Location: 268 Ban Dinso Road.
Opening Hours: 08.00-17.00
Rules: No photography.
How to get there: Bus – No. 12, 35, 42, 508.
According, to tradition, Thai cities have a pillar (Lak Muang) which serves as a home for the cities guardian spirits. When Bangkok was established in 1782 a pillar containing the city’s horoscope was placed in Wat Phra Kaew. This was done at an astrologically determined auspicious time of 06.54am on the 21st April 1782.
The Tubtim Shrine also known as the penis shrine is located within the Swissotel on Nailert Road in central Bangkok. The shrine is in honor of a female spirit Chao Mae Tubtim. The shrine contains many phalluses of all sizes in wood and stone often decorated with ribbons or garlands.

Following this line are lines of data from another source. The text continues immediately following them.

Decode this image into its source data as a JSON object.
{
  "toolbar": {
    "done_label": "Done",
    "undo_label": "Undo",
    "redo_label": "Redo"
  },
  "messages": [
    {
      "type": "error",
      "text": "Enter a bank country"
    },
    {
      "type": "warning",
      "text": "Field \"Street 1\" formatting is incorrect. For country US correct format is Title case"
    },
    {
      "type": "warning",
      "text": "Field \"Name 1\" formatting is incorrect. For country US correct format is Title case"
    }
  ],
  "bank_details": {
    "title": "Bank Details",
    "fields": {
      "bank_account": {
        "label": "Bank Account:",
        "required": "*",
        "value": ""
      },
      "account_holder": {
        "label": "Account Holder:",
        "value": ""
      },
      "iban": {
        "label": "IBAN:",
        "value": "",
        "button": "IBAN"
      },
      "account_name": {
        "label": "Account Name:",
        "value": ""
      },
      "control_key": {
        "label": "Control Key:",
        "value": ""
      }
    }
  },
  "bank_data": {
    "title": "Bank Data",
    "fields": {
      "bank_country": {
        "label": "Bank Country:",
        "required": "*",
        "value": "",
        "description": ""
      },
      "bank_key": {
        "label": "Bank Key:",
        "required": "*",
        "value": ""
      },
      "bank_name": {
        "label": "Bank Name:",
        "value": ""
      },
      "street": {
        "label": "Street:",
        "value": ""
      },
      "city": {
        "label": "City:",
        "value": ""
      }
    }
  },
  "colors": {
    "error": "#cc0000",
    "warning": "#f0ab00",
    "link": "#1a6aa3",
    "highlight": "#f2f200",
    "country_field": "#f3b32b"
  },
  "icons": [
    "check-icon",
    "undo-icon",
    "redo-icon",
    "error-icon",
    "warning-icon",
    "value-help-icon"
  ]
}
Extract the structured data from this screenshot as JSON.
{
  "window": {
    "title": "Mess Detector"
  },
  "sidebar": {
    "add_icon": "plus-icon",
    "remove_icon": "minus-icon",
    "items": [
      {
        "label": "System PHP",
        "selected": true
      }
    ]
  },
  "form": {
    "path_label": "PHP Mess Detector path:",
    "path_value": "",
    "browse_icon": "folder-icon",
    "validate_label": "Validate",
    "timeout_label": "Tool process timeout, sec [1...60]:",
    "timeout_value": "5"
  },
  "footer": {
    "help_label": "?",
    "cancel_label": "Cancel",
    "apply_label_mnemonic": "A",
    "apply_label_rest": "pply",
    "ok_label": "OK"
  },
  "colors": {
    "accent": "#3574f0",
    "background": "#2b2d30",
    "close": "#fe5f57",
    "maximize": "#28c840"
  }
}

Kelawar or Holy Rosary Church was built in 1786 by the Portuguese.
Assumption Cathedral is the principal Roman Catholic church in Thailand and the main church of the Archdiocese of Bangkok. In 1984 it was visited by Pope John Paul the second during his Thailand tour.
The Catholic Church of Santa Cruz was built in 1770 on land donated by King Taksin. It was used as a place of worship for the local community of Portuguese merchants and missionaries. It quickly became a popular church with Bangkok’s Catholic community of the time.
Saint Francis Xavier Church was originally built in 1834 after King Rama III donated money and land for the construction. However, the Church was destroyed in a storm 3 years later and rebuilt from wood. Eventually to serve the growing number of Catholics in Bangkok a new concrete church was built in European style. It was completed in 1867. The area around the church was home to many Vietnamese Catholics who had fled persecution in Vietnam. A Vietnamese market is located near the church.
The church is named after a Spanish Jesuit who came to the far east to spread the gospel. He traveled extensively in the far east but never came to Thailand. A statue of the saint can be seen atop the triple-arched portico frontage.
The interior of the church is simple but attractive with stained glass doors. One shows Saint Francis himself as well as Popes and Saints. There is a mural of the last supper above the middle door just inside the church. Also there are several statues including Mary, Joseph, and baby Jesus.
Mass Schedule: Monday – Saturday 06.00 & 19.00. Sunday 06.30, 08.30, 10.00, 16.00. There are 2 confessional boxes outside the main entrance. The Immaculate Conception Church is just around the corner. Follow the street signs from Saint Francis Xavier.
The monument at one end of the courtyard was cast in Florence during a visit by King Rama V. After being shipped to Thailand the monument was placed in Dusit Garden before being presented to the Church in 1949. The monument seeks to recreate Jesus healing the blind Bartimaeus.
Location: 94 Soi Mitrakham, Soi Samsen 11, Dusit, Bangkok
Opening Hours: 05.30-20.00
Bus: 65 (red) from Sanam Luang, Bus 16 (yellow) from Surawongsee Road & Siam Square, Bus 50 (yellow) from Lumphini Park & MBK, Bus 505 (blue) from Lumphini Park & Central World.
Boat: Chaophraya Express Boat to Thewet Pier. Turn left onto Samsen Road and left again into Samsen Soi 11.